FOLLOWING three decades of caring for a vegetable husband and three years after his death, Edith decides to spend her remaining years doing her own thing. The bulk of Scottish writer/director Simon Hunter’s film takes […]
AT the recent French Film Festival, every screening of writer/director Thomas Lilti’s film about middle-aged GP Jean-Pierre (Francois Cluzet), diagnosed in the opening sequence with a cerebral tumour that may respond to chemo, who for decades has cared for the health and well-being of a small rural community, was a sellout.
I live in a small rural community fortunate to have a privately-owned medical centre for which house calls are the exception rather than the rule. Jean-Pierre makes numerous house calls as well as surgery consultations. The regional CMO sends a new graduate to help him.

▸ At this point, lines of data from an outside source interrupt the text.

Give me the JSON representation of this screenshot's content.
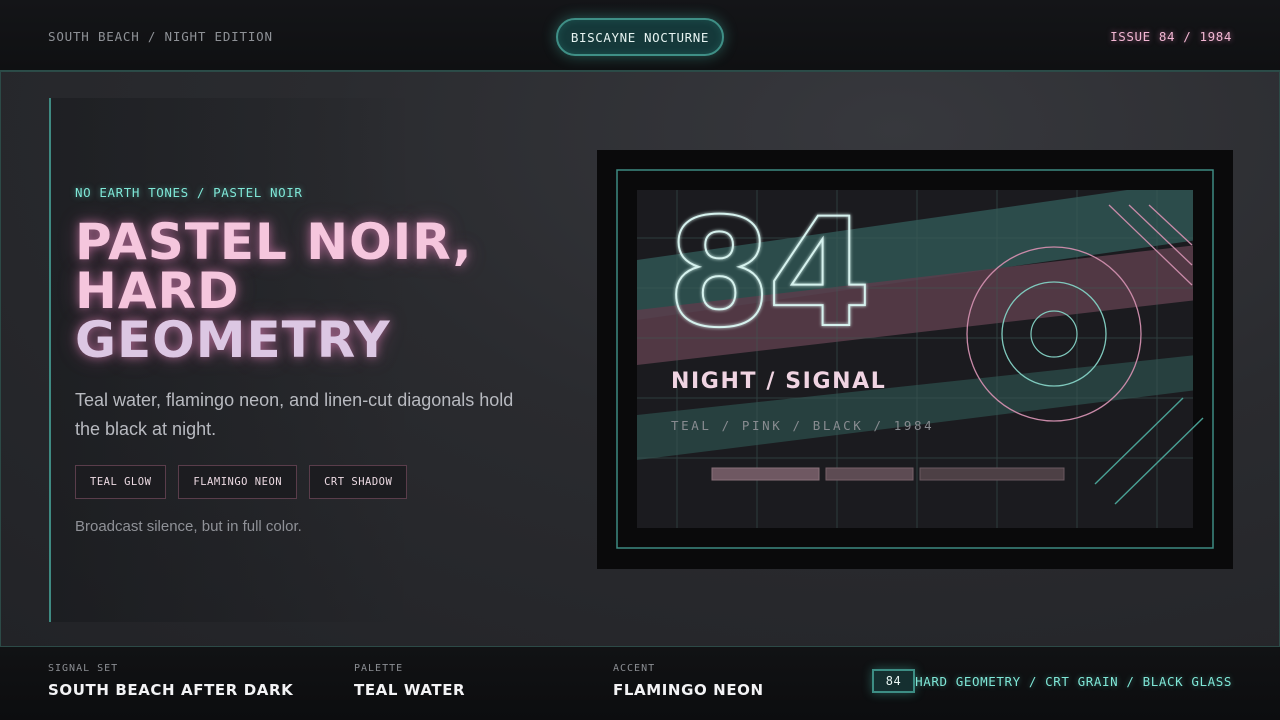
{
  "header": {
    "section": "SOUTH BEACH / NIGHT EDITION",
    "brand": "BISCAYNE NOCTURNE",
    "issue": "ISSUE 84 / 1984"
  },
  "hero": {
    "eyebrow": "NO EARTH TONES / PASTEL NOIR",
    "headline_lines": [
      "PASTEL NOIR,",
      "HARD",
      "GEOMETRY"
    ],
    "subcopy": "Teal water, flamingo neon, and linen-cut diagonals hold the black at night.",
    "chips": [
      "TEAL GLOW",
      "FLAMINGO NEON",
      "CRT SHADOW"
    ],
    "tagline": "Broadcast silence, but in full color."
  },
  "card": {
    "numeral": "84",
    "title": "NIGHT / SIGNAL",
    "subtitle": "TEAL / PINK / BLACK / 1984"
  },
  "footer": {
    "signal_set_label": "SIGNAL SET",
    "signal_set_value": "SOUTH BEACH AFTER DARK",
    "palette_label": "PALETTE",
    "palette_value": "TEAL WATER",
    "accent_label": "ACCENT",
    "accent_value": "FLAMINGO NEON",
    "badge": "84",
    "tags": "HARD GEOMETRY / CRT GRAIN / BLACK GLASS"
  },
  "colors": {
    "teal": "#7fe7d7",
    "pink": "#f5c6dd",
    "black": "#0a0a0b"
  }
}
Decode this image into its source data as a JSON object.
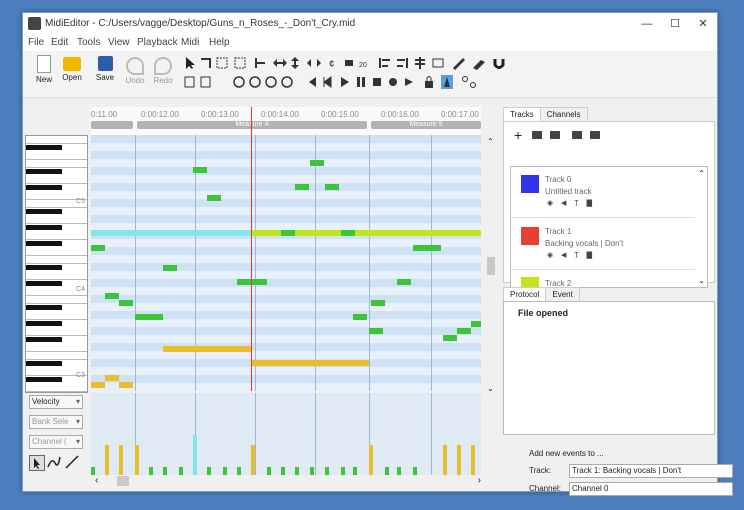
{
  "window": {
    "title": "MidiEditor - C:/Users/vagge/Desktop/Guns_n_Roses_-_Don't_Cry.mid",
    "min": "—",
    "max": "☐",
    "close": "✕"
  },
  "menu": [
    "File",
    "Edit",
    "Tools",
    "View",
    "Playback",
    "Midi",
    "Help"
  ],
  "toolbar": {
    "new": "New",
    "open": "Open",
    "save": "Save",
    "undo": "Undo",
    "redo": "Redo"
  },
  "ruler": {
    "times": [
      "0:11.00",
      "0:00:12.00",
      "0:00:13.00",
      "0:00:14.00",
      "0:00:15.00",
      "0:00:16.00",
      "0:00:17.00"
    ],
    "measures": [
      "Measure 4",
      "Measure 5"
    ]
  },
  "piano": {
    "octaves": [
      "C5",
      "C4",
      "C3"
    ]
  },
  "lower_left": {
    "velocity": "Velocity",
    "bank_select": "Bank Sele",
    "channel": "Channel ("
  },
  "right": {
    "tabs": [
      "Tracks",
      "Channels"
    ],
    "tracks": [
      {
        "name": "Track 0",
        "sub": "Untitled track",
        "color": "#3333e6"
      },
      {
        "name": "Track 1",
        "sub": "Backing vocals | Don't",
        "color": "#e64033"
      },
      {
        "name": "Track 2",
        "sub": "",
        "color": "#c0e61a"
      }
    ],
    "log_tabs": [
      "Protocol",
      "Event"
    ],
    "log_entry": "File opened",
    "add_events": "Add new events to ...",
    "track_label": "Track:",
    "track_value": "Track 1: Backing vocals | Don't",
    "channel_label": "Channel:",
    "channel_value": "Channel 0"
  },
  "colors": {
    "green": "#3cc43a",
    "yellow": "#e6be2e",
    "cyan": "#80e6e6",
    "lime": "#c0e61a"
  }
}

Oh, dear. Into this community where Jean-Pierre is a household name comes Nathalie (Marianne Denicourt), city raised and rurally naive, a winsome woman fresh from med school that she entered after 10 years as a nurse.
In delineating the film’s gentle tensions and conflicts, Jean-Pierre’s local knowledge versus Nathalie’s by-the-book approach is often the driving force.
For example, Monsieur Sorlin (Guy Faucher) at 92 is immobilised at home in the care of family and a paid nurse. Jean-Pierre has promised that he will stay in familiar surroundings until the end. Nathalie says he should be hospitalised.
Ninon (Margaux Fabre) is a plump farm girl whose fiancé rejects modern fertility controls in favour of termination – she’s already had two. That’s a poignant lost cause unless she tells him the relationship must end. The possible autism of Alexis (Yohann Goetzmann) has gone undiagnosed into early adulthood. But his memory is exceptional and his knowledge of World War I is scholarly.
Numerous brief house calls might seem to make the film a bit bitty, which it is but not in an annoying way.
Filmmaker Lilti’s second film about his other profession – he’s a GP – is charming, compassionate, credible and commendable in its verity and depiction of French rural life.
And when the villagers want to let off steam, they put on American Western clothes and go line-dancing to American music – except for Nina Simone’s French version of Leonard Cohen’s “Hallelujah”. When did you last hear Frankie Laine’s hit song telling us about those Ghost Riders in the Sky?
At Palace Electric